### [ASSIGNMENT]
Using "Anthropic" as the search string, find the matching lines below and copy them.

=== Begin Enclosure ===

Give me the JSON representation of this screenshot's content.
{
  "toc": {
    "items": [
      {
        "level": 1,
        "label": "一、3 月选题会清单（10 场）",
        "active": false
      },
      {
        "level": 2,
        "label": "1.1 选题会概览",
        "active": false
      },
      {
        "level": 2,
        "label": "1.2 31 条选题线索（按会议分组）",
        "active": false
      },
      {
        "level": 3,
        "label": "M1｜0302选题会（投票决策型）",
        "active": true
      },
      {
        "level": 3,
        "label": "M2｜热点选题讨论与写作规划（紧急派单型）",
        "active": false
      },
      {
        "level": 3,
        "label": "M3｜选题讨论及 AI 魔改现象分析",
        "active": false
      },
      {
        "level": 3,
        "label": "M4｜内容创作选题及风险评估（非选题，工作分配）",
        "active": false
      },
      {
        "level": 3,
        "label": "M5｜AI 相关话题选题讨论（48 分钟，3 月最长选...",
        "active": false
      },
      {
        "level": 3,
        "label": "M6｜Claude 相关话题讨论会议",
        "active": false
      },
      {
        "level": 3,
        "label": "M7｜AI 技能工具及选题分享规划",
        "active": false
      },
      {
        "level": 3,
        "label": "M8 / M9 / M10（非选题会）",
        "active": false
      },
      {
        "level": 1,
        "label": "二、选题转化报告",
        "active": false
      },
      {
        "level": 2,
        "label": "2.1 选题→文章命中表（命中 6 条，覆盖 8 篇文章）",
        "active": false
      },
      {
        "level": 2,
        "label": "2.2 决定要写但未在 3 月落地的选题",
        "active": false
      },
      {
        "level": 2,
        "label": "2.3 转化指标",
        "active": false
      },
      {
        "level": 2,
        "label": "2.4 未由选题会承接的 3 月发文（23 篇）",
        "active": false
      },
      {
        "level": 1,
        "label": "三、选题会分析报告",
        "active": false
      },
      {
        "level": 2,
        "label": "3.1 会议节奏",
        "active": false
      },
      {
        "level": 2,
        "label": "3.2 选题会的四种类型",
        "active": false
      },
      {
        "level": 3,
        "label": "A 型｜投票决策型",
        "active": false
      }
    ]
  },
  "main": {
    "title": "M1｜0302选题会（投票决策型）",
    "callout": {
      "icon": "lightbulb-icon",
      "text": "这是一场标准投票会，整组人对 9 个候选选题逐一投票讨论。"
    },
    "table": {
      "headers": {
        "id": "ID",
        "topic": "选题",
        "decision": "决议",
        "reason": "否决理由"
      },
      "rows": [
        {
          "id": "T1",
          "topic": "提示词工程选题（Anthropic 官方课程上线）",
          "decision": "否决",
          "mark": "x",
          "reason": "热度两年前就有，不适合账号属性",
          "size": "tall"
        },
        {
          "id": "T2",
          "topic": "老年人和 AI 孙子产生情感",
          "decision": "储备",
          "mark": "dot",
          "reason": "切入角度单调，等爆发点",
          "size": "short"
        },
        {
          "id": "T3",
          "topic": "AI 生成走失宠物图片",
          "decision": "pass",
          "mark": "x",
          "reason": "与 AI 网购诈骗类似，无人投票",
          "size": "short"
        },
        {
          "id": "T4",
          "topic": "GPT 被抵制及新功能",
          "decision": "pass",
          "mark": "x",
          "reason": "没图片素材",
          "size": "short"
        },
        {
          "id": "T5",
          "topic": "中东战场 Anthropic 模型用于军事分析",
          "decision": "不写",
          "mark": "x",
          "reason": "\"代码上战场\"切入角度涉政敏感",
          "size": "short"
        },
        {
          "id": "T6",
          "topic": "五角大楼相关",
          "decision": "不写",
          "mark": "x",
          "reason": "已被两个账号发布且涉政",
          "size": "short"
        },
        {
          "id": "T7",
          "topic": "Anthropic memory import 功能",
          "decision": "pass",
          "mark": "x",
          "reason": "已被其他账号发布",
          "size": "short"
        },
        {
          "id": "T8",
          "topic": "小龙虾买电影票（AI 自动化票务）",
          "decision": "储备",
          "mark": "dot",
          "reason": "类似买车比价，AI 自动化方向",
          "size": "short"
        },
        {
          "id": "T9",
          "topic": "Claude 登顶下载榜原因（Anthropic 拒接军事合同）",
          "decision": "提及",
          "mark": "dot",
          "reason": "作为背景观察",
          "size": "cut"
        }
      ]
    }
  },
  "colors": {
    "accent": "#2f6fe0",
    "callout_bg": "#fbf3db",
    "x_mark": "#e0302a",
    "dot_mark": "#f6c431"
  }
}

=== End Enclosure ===

### [OUTPUT OF THE TASK]
          "topic": "提示词工程选题（Anthropic 官方课程上线）",
          "topic": "中东战场 Anthropic 模型用于军事分析",
          "topic": "Anthropic memory import 功能",
          "topic": "Claude 登顶下载榜原因（Anthropic 拒接军事合同）",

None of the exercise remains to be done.